Problem description:
Your task is to repeat the entries word for word while leaving out the pictures.

Study material:
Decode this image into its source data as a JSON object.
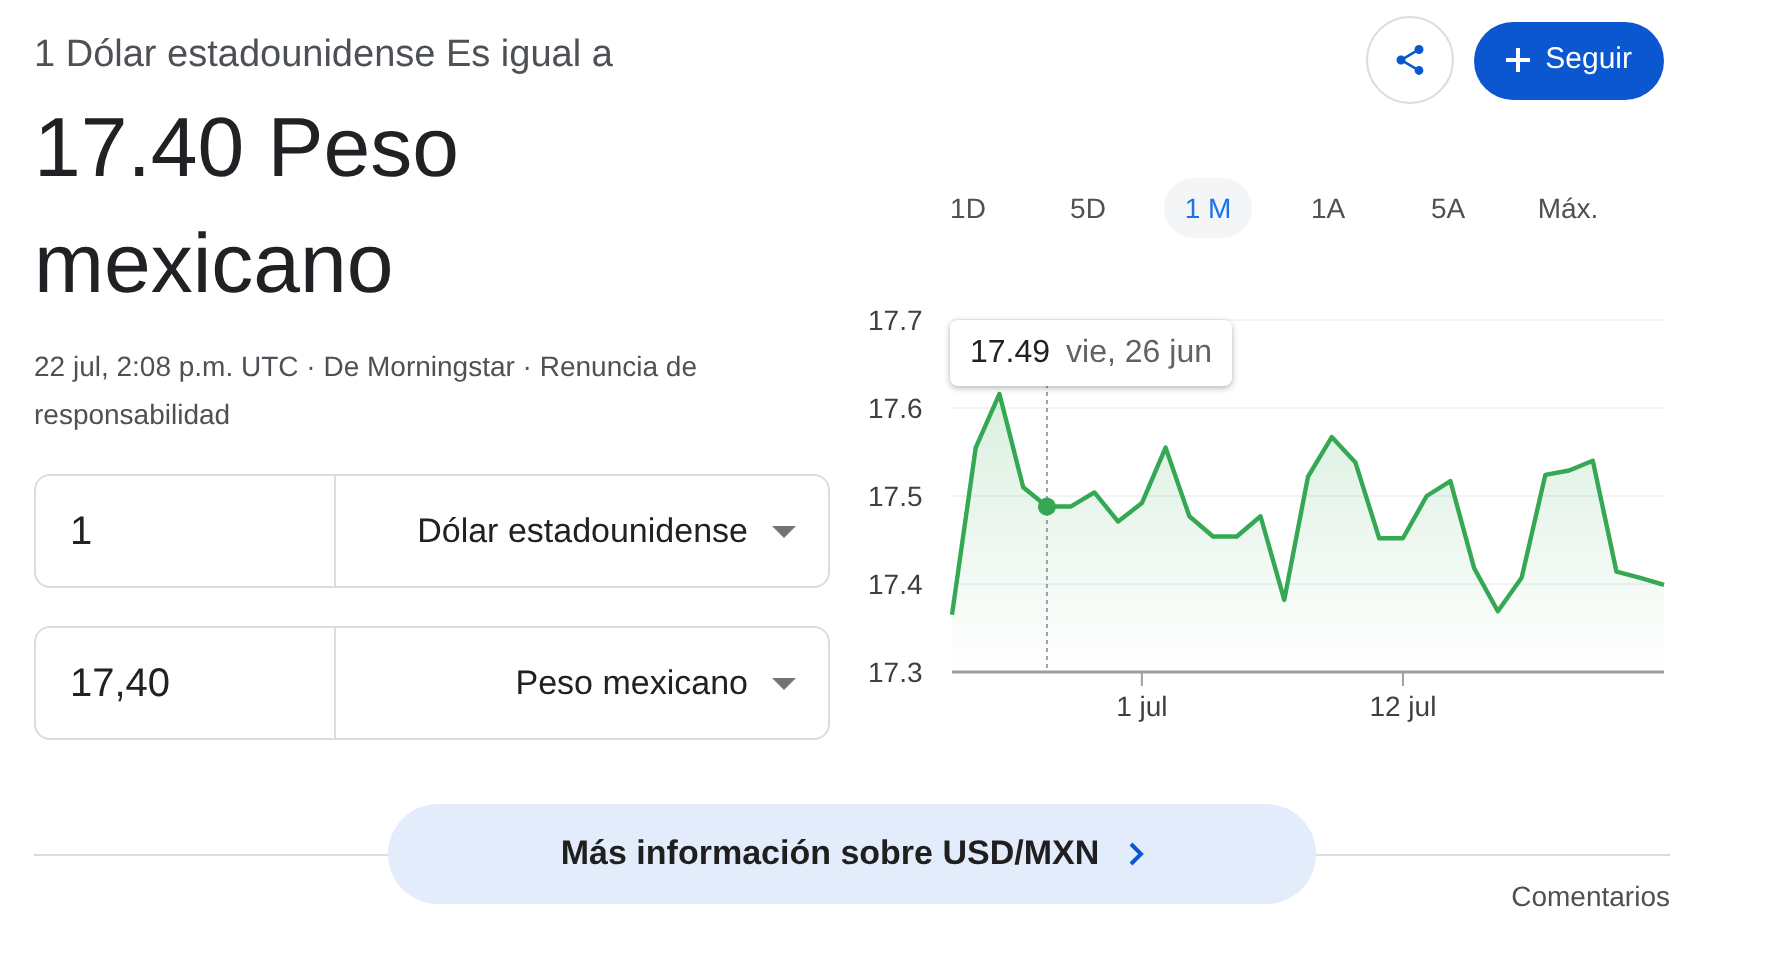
{
  "header": "1 Dólar estadounidense Es igual a",
  "rate": "17.40 Peso mexicano",
  "meta": "22 jul, 2:08 p.m. UTC · De Morningstar · Renuncia de responsabilidad",
  "converter": [
    {
      "amount": "1",
      "currency": "Dólar estadounidense"
    },
    {
      "amount": "17,40",
      "currency": "Peso mexicano"
    }
  ],
  "follow_button": "Seguir",
  "ranges": [
    {
      "label": "1D",
      "selected": false
    },
    {
      "label": "5D",
      "selected": false
    },
    {
      "label": "1 M",
      "selected": true
    },
    {
      "label": "1A",
      "selected": false
    },
    {
      "label": "5A",
      "selected": false
    },
    {
      "label": "Máx.",
      "selected": false
    }
  ],
  "chart": {
    "tooltip": {
      "value": "17.49",
      "date": "vie, 26 jun"
    },
    "chart_data": {
      "type": "area",
      "categories": [
        null,
        null,
        null,
        null,
        null,
        null,
        null,
        null,
        "1 jul",
        null,
        null,
        null,
        null,
        null,
        null,
        null,
        null,
        null,
        null,
        "12 jul",
        null,
        null,
        null,
        null,
        null,
        null,
        null,
        null,
        null,
        null,
        null
      ],
      "series": [
        {
          "color": "#34a853",
          "values": [
            17.365,
            17.555,
            17.616,
            17.51,
            17.488,
            17.488,
            17.504,
            17.471,
            17.492,
            17.555,
            17.477,
            17.454,
            17.454,
            17.477,
            17.382,
            17.522,
            17.567,
            17.538,
            17.452,
            17.452,
            17.5,
            17.517,
            17.418,
            17.369,
            17.407,
            17.524,
            17.529,
            17.54,
            17.414,
            17.407,
            17.399
          ]
        }
      ],
      "ylim": [
        17.3,
        17.7
      ],
      "yticks": [
        17.3,
        17.4,
        17.5,
        17.6,
        17.7
      ],
      "grid": true
    }
  },
  "more_info_button": "Más información sobre USD/MXN",
  "feedback": "Comentarios"
}
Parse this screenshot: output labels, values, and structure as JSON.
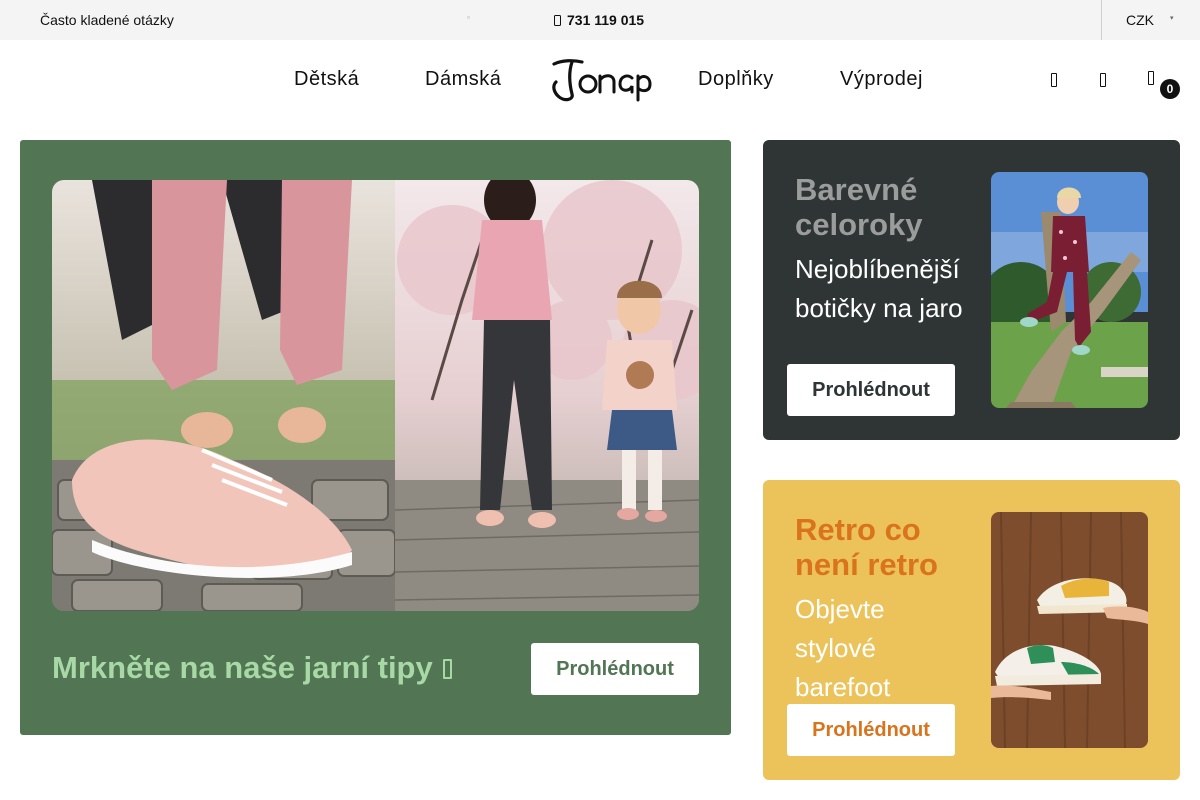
{
  "topbar": {
    "faq": "Často kladené otázky",
    "phone": "731 119 015",
    "currency": "CZK"
  },
  "nav": {
    "left": [
      "Dětská",
      "Dámská"
    ],
    "right": [
      "Doplňky",
      "Výprodej"
    ],
    "logo_text": "Jonap",
    "cart_count": "0",
    "icons": [
      "search-icon",
      "account-icon",
      "cart-icon"
    ]
  },
  "hero": {
    "title": "Mrkněte na naše jarní tipy",
    "button": "Prohlédnout",
    "bg_color": "#527554",
    "title_color": "#a8d8a6"
  },
  "cards": [
    {
      "title": "Barevné celoroky",
      "subtitle": "Nejoblíbenější botičky na jaro",
      "button": "Prohlédnout",
      "bg_color": "#2f3435"
    },
    {
      "title": "Retro co není retro",
      "subtitle": "Objevte stylové barefoot",
      "button": "Prohlédnout",
      "bg_color": "#ecc35a",
      "accent_color": "#d9731c"
    }
  ]
}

Written answer:
Decode this image into its source data as a JSON object.
{
  "header": "1 Dólar estadounidense Es igual a",
  "rate": "17.40 Peso mexicano",
  "meta": "22 jul, 2:08 p.m. UTC · De Morningstar · Renuncia de responsabilidad",
  "converter": [
    {
      "amount": "1",
      "currency": "Dólar estadounidense"
    },
    {
      "amount": "17,40",
      "currency": "Peso mexicano"
    }
  ],
  "follow_button": "Seguir",
  "ranges": [
    {
      "label": "1D",
      "selected": false
    },
    {
      "label": "5D",
      "selected": false
    },
    {
      "label": "1 M",
      "selected": true
    },
    {
      "label": "1A",
      "selected": false
    },
    {
      "label": "5A",
      "selected": false
    },
    {
      "label": "Máx.",
      "selected": false
    }
  ],
  "chart": {
    "tooltip": {
      "value": "17.49",
      "date": "vie, 26 jun"
    },
    "chart_data": {
      "type": "area",
      "categories": [
        null,
        null,
        null,
        null,
        null,
        null,
        null,
        null,
        "1 jul",
        null,
        null,
        null,
        null,
        null,
        null,
        null,
        null,
        null,
        null,
        "12 jul",
        null,
        null,
        null,
        null,
        null,
        null,
        null,
        null,
        null,
        null,
        null
      ],
      "series": [
        {
          "color": "#34a853",
          "values": [
            17.365,
            17.555,
            17.616,
            17.51,
            17.488,
            17.488,
            17.504,
            17.471,
            17.492,
            17.555,
            17.477,
            17.454,
            17.454,
            17.477,
            17.382,
            17.522,
            17.567,
            17.538,
            17.452,
            17.452,
            17.5,
            17.517,
            17.418,
            17.369,
            17.407,
            17.524,
            17.529,
            17.54,
            17.414,
            17.407,
            17.399
          ]
        }
      ],
      "ylim": [
        17.3,
        17.7
      ],
      "yticks": [
        17.3,
        17.4,
        17.5,
        17.6,
        17.7
      ],
      "grid": true
    }
  },
  "more_info_button": "Más información sobre USD/MXN",
  "feedback": "Comentarios"
}
Parse this screenshot: output labels, values, and structure as JSON.
{
  "topbar": {
    "faq": "Často kladené otázky",
    "phone": "731 119 015",
    "currency": "CZK"
  },
  "nav": {
    "left": [
      "Dětská",
      "Dámská"
    ],
    "right": [
      "Doplňky",
      "Výprodej"
    ],
    "logo_text": "Jonap",
    "cart_count": "0",
    "icons": [
      "search-icon",
      "account-icon",
      "cart-icon"
    ]
  },
  "hero": {
    "title": "Mrkněte na naše jarní tipy",
    "button": "Prohlédnout",
    "bg_color": "#527554",
    "title_color": "#a8d8a6"
  },
  "cards": [
    {
      "title": "Barevné celoroky",
      "subtitle": "Nejoblíbenější botičky na jaro",
      "button": "Prohlédnout",
      "bg_color": "#2f3435"
    },
    {
      "title": "Retro co není retro",
      "subtitle": "Objevte stylové barefoot",
      "button": "Prohlédnout",
      "bg_color": "#ecc35a",
      "accent_color": "#d9731c"
    }
  ]
}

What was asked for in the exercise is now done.